→ **EXERCISE PROMPT**
Nothing other than an exact copy of the records should be returned.

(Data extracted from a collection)
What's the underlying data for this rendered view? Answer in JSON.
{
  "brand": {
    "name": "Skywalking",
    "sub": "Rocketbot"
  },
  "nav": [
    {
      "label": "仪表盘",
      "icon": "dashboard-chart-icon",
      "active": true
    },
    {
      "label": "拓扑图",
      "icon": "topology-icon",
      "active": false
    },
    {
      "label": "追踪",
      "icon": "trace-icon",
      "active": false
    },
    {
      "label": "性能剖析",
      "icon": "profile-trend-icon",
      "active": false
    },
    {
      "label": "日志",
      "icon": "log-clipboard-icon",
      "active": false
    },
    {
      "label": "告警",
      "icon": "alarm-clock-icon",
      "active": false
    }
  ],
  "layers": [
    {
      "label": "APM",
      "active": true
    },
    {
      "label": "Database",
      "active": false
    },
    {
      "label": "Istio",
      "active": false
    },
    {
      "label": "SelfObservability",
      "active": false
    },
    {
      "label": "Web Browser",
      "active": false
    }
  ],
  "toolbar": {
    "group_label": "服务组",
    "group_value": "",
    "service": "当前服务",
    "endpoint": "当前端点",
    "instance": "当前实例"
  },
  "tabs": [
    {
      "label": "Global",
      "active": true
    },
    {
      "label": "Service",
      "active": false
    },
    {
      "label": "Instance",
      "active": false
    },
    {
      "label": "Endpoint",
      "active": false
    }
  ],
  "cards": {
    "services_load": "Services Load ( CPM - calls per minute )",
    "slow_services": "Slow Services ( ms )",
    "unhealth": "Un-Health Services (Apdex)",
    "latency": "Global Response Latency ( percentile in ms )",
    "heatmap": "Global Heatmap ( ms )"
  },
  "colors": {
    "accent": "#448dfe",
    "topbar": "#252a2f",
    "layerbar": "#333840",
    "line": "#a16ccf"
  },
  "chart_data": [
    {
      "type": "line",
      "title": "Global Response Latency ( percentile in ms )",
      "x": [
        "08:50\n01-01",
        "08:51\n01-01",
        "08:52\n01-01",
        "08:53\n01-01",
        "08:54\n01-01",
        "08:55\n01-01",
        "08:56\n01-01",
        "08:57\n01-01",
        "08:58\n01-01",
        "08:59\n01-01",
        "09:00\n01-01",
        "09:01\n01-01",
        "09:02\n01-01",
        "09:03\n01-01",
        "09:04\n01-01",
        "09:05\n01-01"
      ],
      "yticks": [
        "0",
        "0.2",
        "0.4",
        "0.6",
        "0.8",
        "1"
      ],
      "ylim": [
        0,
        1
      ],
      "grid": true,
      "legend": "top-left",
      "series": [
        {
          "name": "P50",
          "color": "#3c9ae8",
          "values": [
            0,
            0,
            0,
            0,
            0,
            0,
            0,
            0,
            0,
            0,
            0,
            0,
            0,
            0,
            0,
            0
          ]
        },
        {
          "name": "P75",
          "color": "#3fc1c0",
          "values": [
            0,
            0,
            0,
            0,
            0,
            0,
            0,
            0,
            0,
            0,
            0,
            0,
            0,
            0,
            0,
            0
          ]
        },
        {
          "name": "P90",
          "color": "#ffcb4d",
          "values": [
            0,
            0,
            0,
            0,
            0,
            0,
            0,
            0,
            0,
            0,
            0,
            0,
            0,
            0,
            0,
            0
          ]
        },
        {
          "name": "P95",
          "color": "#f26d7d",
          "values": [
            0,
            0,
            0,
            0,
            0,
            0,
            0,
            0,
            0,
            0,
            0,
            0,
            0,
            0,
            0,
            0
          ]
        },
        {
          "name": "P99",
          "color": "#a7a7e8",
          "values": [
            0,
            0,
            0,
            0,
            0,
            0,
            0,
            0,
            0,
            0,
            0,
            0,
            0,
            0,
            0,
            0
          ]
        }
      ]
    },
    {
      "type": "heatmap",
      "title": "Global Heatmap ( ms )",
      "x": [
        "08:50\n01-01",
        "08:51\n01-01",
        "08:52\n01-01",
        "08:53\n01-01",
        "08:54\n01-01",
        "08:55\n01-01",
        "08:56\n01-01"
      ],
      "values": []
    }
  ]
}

→ **TASK RESPONSE**
What's the underlying data for this rendered view? Answer in JSON.
{
  "brand": {
    "name": "Skywalking",
    "sub": "Rocketbot"
  },
  "nav": [
    {
      "label": "仪表盘",
      "icon": "dashboard-chart-icon",
      "active": true
    },
    {
      "label": "拓扑图",
      "icon": "topology-icon",
      "active": false
    },
    {
      "label": "追踪",
      "icon": "trace-icon",
      "active": false
    },
    {
      "label": "性能剖析",
      "icon": "profile-trend-icon",
      "active": false
    },
    {
      "label": "日志",
      "icon": "log-clipboard-icon",
      "active": false
    },
    {
      "label": "告警",
      "icon": "alarm-clock-icon",
      "active": false
    }
  ],
  "layers": [
    {
      "label": "APM",
      "active": true
    },
    {
      "label": "Database",
      "active": false
    },
    {
      "label": "Istio",
      "active": false
    },
    {
      "label": "SelfObservability",
      "active": false
    },
    {
      "label": "Web Browser",
      "active": false
    }
  ],
  "toolbar": {
    "group_label": "服务组",
    "group_value": "",
    "service": "当前服务",
    "endpoint": "当前端点",
    "instance": "当前实例"
  },
  "tabs": [
    {
      "label": "Global",
      "active": true
    },
    {
      "label": "Service",
      "active": false
    },
    {
      "label": "Instance",
      "active": false
    },
    {
      "label": "Endpoint",
      "active": false
    }
  ],
  "cards": {
    "services_load": "Services Load ( CPM - calls per minute )",
    "slow_services": "Slow Services ( ms )",
    "unhealth": "Un-Health Services (Apdex)",
    "latency": "Global Response Latency ( percentile in ms )",
    "heatmap": "Global Heatmap ( ms )"
  },
  "colors": {
    "accent": "#448dfe",
    "topbar": "#252a2f",
    "layerbar": "#333840",
    "line": "#a16ccf"
  },
  "chart_data": [
    {
      "type": "line",
      "title": "Global Response Latency ( percentile in ms )",
      "x": [
        "08:50\n01-01",
        "08:51\n01-01",
        "08:52\n01-01",
        "08:53\n01-01",
        "08:54\n01-01",
        "08:55\n01-01",
        "08:56\n01-01",
        "08:57\n01-01",
        "08:58\n01-01",
        "08:59\n01-01",
        "09:00\n01-01",
        "09:01\n01-01",
        "09:02\n01-01",
        "09:03\n01-01",
        "09:04\n01-01",
        "09:05\n01-01"
      ],
      "yticks": [
        "0",
        "0.2",
        "0.4",
        "0.6",
        "0.8",
        "1"
      ],
      "ylim": [
        0,
        1
      ],
      "grid": true,
      "legend": "top-left",
      "series": [
        {
          "name": "P50",
          "color": "#3c9ae8",
          "values": [
            0,
            0,
            0,
            0,
            0,
            0,
            0,
            0,
            0,
            0,
            0,
            0,
            0,
            0,
            0,
            0
          ]
        },
        {
          "name": "P75",
          "color": "#3fc1c0",
          "values": [
            0,
            0,
            0,
            0,
            0,
            0,
            0,
            0,
            0,
            0,
            0,
            0,
            0,
            0,
            0,
            0
          ]
        },
        {
          "name": "P90",
          "color": "#ffcb4d",
          "values": [
            0,
            0,
            0,
            0,
            0,
            0,
            0,
            0,
            0,
            0,
            0,
            0,
            0,
            0,
            0,
            0
          ]
        },
        {
          "name": "P95",
          "color": "#f26d7d",
          "values": [
            0,
            0,
            0,
            0,
            0,
            0,
            0,
            0,
            0,
            0,
            0,
            0,
            0,
            0,
            0,
            0
          ]
        },
        {
          "name": "P99",
          "color": "#a7a7e8",
          "values": [
            0,
            0,
            0,
            0,
            0,
            0,
            0,
            0,
            0,
            0,
            0,
            0,
            0,
            0,
            0,
            0
          ]
        }
      ]
    },
    {
      "type": "heatmap",
      "title": "Global Heatmap ( ms )",
      "x": [
        "08:50\n01-01",
        "08:51\n01-01",
        "08:52\n01-01",
        "08:53\n01-01",
        "08:54\n01-01",
        "08:55\n01-01",
        "08:56\n01-01"
      ],
      "values": []
    }
  ]
}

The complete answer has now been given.